> Work task: Search the data for the word "Dimensione". Reproduce every line where it is found.

Entries taken from a collection:
———

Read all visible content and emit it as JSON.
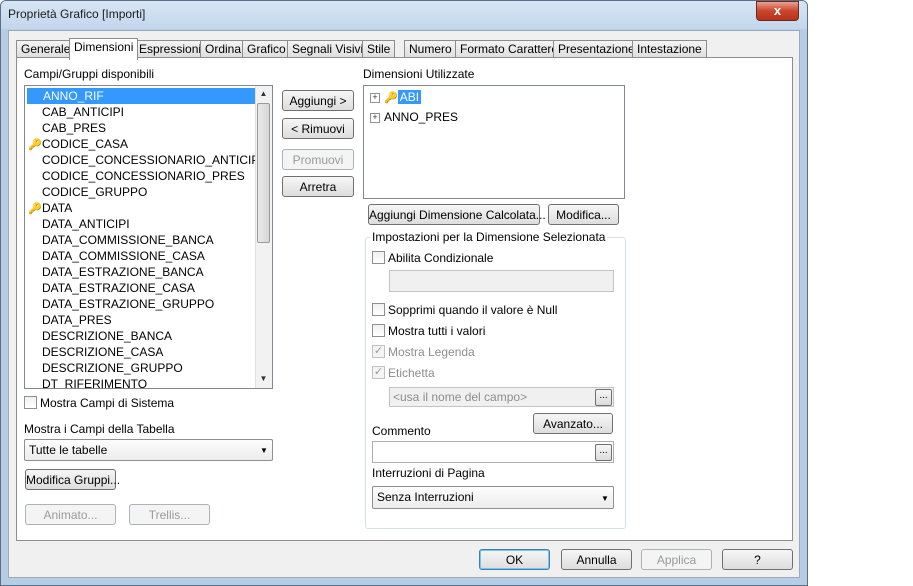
{
  "window": {
    "title": "Proprietà Grafico [Importi]",
    "close_glyph": "x"
  },
  "tabs": [
    {
      "label": "Generale"
    },
    {
      "label": "Dimensioni"
    },
    {
      "label": "Espressioni"
    },
    {
      "label": "Ordina"
    },
    {
      "label": "Grafico"
    },
    {
      "label": "Segnali Visivi"
    },
    {
      "label": "Stile"
    },
    {
      "label": "Numero"
    },
    {
      "label": "Formato Carattere"
    },
    {
      "label": "Presentazione"
    },
    {
      "label": "Intestazione"
    }
  ],
  "available": {
    "label": "Campi/Gruppi disponibili",
    "items": [
      {
        "text": "ANNO_RIF",
        "key": false
      },
      {
        "text": "CAB_ANTICIPI",
        "key": false
      },
      {
        "text": "CAB_PRES",
        "key": false
      },
      {
        "text": "CODICE_CASA",
        "key": true
      },
      {
        "text": "CODICE_CONCESSIONARIO_ANTICIPI",
        "key": false
      },
      {
        "text": "CODICE_CONCESSIONARIO_PRES",
        "key": false
      },
      {
        "text": "CODICE_GRUPPO",
        "key": false
      },
      {
        "text": "DATA",
        "key": true
      },
      {
        "text": "DATA_ANTICIPI",
        "key": false
      },
      {
        "text": "DATA_COMMISSIONE_BANCA",
        "key": false
      },
      {
        "text": "DATA_COMMISSIONE_CASA",
        "key": false
      },
      {
        "text": "DATA_ESTRAZIONE_BANCA",
        "key": false
      },
      {
        "text": "DATA_ESTRAZIONE_CASA",
        "key": false
      },
      {
        "text": "DATA_ESTRAZIONE_GRUPPO",
        "key": false
      },
      {
        "text": "DATA_PRES",
        "key": false
      },
      {
        "text": "DESCRIZIONE_BANCA",
        "key": false
      },
      {
        "text": "DESCRIZIONE_CASA",
        "key": false
      },
      {
        "text": "DESCRIZIONE_GRUPPO",
        "key": false
      },
      {
        "text": "DT_RIFERIMENTO",
        "key": false
      }
    ],
    "show_system_fields": "Mostra Campi di Sistema",
    "show_fields_of_table": "Mostra i Campi della Tabella",
    "table_select_value": "Tutte le tabelle",
    "edit_groups": "Modifica Gruppi...",
    "animate": "Animato...",
    "trellis": "Trellis..."
  },
  "middle_buttons": {
    "add": "Aggiungi >",
    "remove": "< Rimuovi",
    "promote": "Promuovi",
    "demote": "Arretra"
  },
  "used": {
    "label": "Dimensioni Utilizzate",
    "items": [
      {
        "text": "ABI",
        "key": true
      },
      {
        "text": "ANNO_PRES",
        "key": false
      }
    ],
    "add_calculated": "Aggiungi Dimensione Calcolata...",
    "edit": "Modifica..."
  },
  "settings": {
    "title": "Impostazioni per la Dimensione Selezionata",
    "enable_conditional": "Abilita Condizionale",
    "suppress_null": "Sopprimi quando il valore è Null",
    "show_all_values": "Mostra tutti i valori",
    "show_legend": "Mostra Legenda",
    "label": "Etichetta",
    "label_placeholder": "<usa il nome del campo>",
    "advanced": "Avanzato...",
    "comment": "Commento",
    "page_breaks": "Interruzioni di Pagina",
    "page_breaks_value": "Senza Interruzioni",
    "ellipsis": "..."
  },
  "footer": {
    "ok": "OK",
    "cancel": "Annulla",
    "apply": "Applica",
    "help": "?"
  }
}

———

> Solution below:
    "add_calculated": "Aggiungi Dimensione Calcolata...",
    "title": "Impostazioni per la Dimensione Selezionata",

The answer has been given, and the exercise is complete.